When you learn exactly how your body responds to stress, it can be a HUGE “a-ha” moment.
It helps you understand what you can do to calm your body so you feel instantly more balanced and more in control – and why that’s so important!
It’s tempting to think we can power through stress, but over time it takes a real toll.
Here are just some of the ways stress change your body:
You can gain weight in the form of BODY FAT. Having chronically high levels of the stress hormone cortisol can 1) make you hungry and 2) increase fat storage. That can contribute to weight gain and the buildup of fatty tissues.
It can make it HARD TO SLEEP. Besides the fact that being stressed can keep you awake at night, when your cortisol levels are out of whack, it can make your body want to stay up at night and sleep during the day (which causes an even bigger hormonal disruption, affecting your hunger hormones).
You can feel aches, pains, and headaches. When you’re stressed, your muscles tighten up. Over time, this can cause things like migraines and low-back pain – and even set the stage for injury!
It can hurt your heart. Repeatedly high stress hormone levels, elevated heart rate and blood pressure can increase the risk for hypertension, heart attack or stroke.
Your immune system takes a big hit. Over time, communication between your body’s stress response centers and your immune system becomes disrupted. This has been linked to the development of chronic fatigue, depression, immune disorders, diabetes, and obesity.
It’s bad for your gut. It disrupts the workings of your digestive system – not just from the extra hormones floating around your body, but also by impacting your appetite. This can lead to acid reflux, bloating, nausea, pain, and even diarrhea or constipation.
Even your sex life can take a dive. Stress can dampen libido, disrupt menstrual cycles, and affect your fertility.
This is why it’s SO IMPORTANT to make time destress.
Your body is wired to handle short-term stress to get out of a jam. But it’s not set up to handle being “go-go-go” 24/7!
Here are some things you can do to destress yourself:
● Exercise regularly! Study after study shows how exercise can increase your body’s “feel-good” hormones and help reduce the stress-causing hormones.
● Create a daily positivity practice, reading or watching inspirational books and videos. This helps create a positive, resilient mindset.
● Engage in hobbies or pastimes that make you feel good. This can include anything from cooking and crafting to making music or rebuilding cars.

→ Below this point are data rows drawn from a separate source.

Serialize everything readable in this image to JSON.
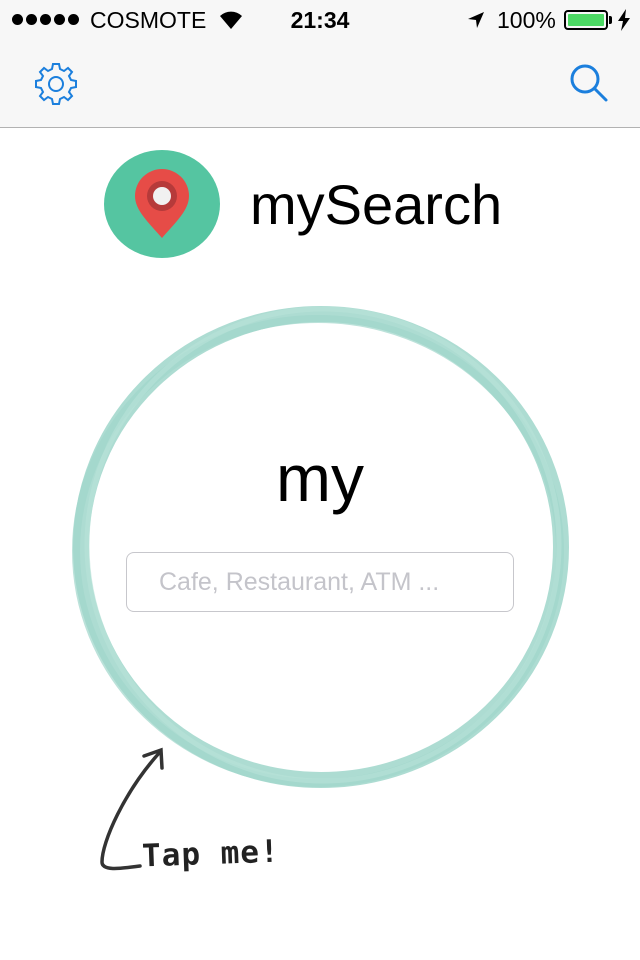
{
  "status_bar": {
    "carrier": "COSMOTE",
    "time": "21:34",
    "battery_percent": "100%",
    "battery_level": 1.0
  },
  "nav": {
    "left_icon": "gear-icon",
    "right_icon": "search-icon",
    "tint_color": "#1b7fdd"
  },
  "header": {
    "title": "mySearch",
    "logo_icon": "map-pin-icon",
    "logo_bg_color": "#55c5a1",
    "pin_color": "#e64c47"
  },
  "main": {
    "circle_label": "my",
    "circle_color": "#9fd6ca",
    "search": {
      "placeholder": "Cafe, Restaurant, ATM ...",
      "value": ""
    },
    "hint": "Tap me!"
  }
}
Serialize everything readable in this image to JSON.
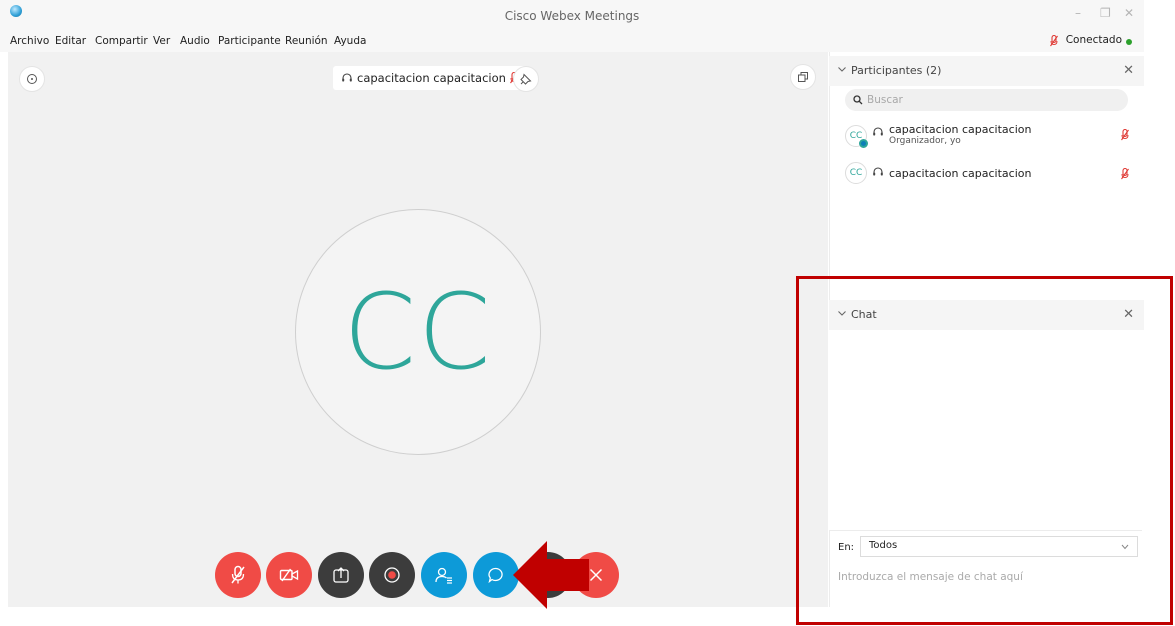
{
  "window": {
    "title": "Cisco Webex Meetings",
    "minimize_glyph": "–",
    "restore_glyph": "❐",
    "close_glyph": "✕"
  },
  "menu": {
    "items": [
      {
        "label": "Archivo"
      },
      {
        "label": "Editar"
      },
      {
        "label": "Compartir"
      },
      {
        "label": "Ver"
      },
      {
        "label": "Audio"
      },
      {
        "label": "Participante"
      },
      {
        "label": "Reunión"
      },
      {
        "label": "Ayuda"
      }
    ],
    "status": "Conectado"
  },
  "stage": {
    "speaker_name": "capacitacion capacitacion",
    "avatar_initials": "CC"
  },
  "participants": {
    "title": "Participantes (2)",
    "close_glyph": "✕",
    "search_placeholder": "Buscar",
    "list": [
      {
        "initials": "CC",
        "name": "capacitacion capacitacion",
        "role": "Organizador, yo"
      },
      {
        "initials": "CC",
        "name": "capacitacion capacitacion"
      }
    ]
  },
  "chat": {
    "title": "Chat",
    "close_glyph": "✕",
    "to_label": "En:",
    "to_value": "Todos",
    "input_placeholder": "Introduzca el mensaje de chat aquí"
  },
  "colors": {
    "accent_blue": "#0d9ad8",
    "danger_red": "#f04b46",
    "dark_button": "#3c3c3c",
    "avatar_teal": "#2ea69a",
    "highlight": "#c00000",
    "connected_green": "#2ca02c"
  },
  "icons": {
    "app": "webex-logo-icon",
    "stage_info": "info-icon",
    "stage_pin": "pin-icon",
    "stage_layout": "layout-icon",
    "speaker_headset": "headset-icon",
    "speaker_muted": "muted-mic-icon",
    "buttons": [
      "muted-mic-icon",
      "video-off-icon",
      "share-icon",
      "record-icon",
      "participants-icon",
      "chat-icon",
      "end-call-icon"
    ]
  }
}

● Volunteer or help someone. Your body will release feel good hormones (oxytocin and endorphins) so you aren’t just helping others – you also are helping yourself!